■ Material shown:
▶
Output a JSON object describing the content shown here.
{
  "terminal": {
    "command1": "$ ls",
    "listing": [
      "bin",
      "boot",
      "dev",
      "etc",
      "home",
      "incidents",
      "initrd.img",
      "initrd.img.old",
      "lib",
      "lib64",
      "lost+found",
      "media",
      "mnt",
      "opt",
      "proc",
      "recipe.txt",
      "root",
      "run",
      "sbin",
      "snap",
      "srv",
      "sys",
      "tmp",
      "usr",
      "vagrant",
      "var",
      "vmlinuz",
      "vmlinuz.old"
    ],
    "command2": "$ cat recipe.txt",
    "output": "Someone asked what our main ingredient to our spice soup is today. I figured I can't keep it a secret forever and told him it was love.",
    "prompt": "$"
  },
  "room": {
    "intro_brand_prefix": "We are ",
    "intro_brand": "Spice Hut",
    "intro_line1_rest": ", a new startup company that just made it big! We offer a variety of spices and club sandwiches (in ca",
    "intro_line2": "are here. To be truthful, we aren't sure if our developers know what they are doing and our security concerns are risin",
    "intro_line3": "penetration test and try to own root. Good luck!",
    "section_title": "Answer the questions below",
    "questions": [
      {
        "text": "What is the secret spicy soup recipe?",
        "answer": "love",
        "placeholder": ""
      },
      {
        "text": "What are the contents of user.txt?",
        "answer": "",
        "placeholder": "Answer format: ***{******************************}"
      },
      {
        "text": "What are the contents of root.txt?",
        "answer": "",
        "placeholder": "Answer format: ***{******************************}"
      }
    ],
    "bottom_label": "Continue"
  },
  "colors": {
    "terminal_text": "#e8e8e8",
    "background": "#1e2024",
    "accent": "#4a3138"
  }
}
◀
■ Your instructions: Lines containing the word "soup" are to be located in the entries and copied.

■ Completed task:
    "output": "Someone asked what our main ingredient to our spice soup is today. I figured I can't keep it a secret forever and told him it was love.",
        "text": "What is the secret spicy soup recipe?",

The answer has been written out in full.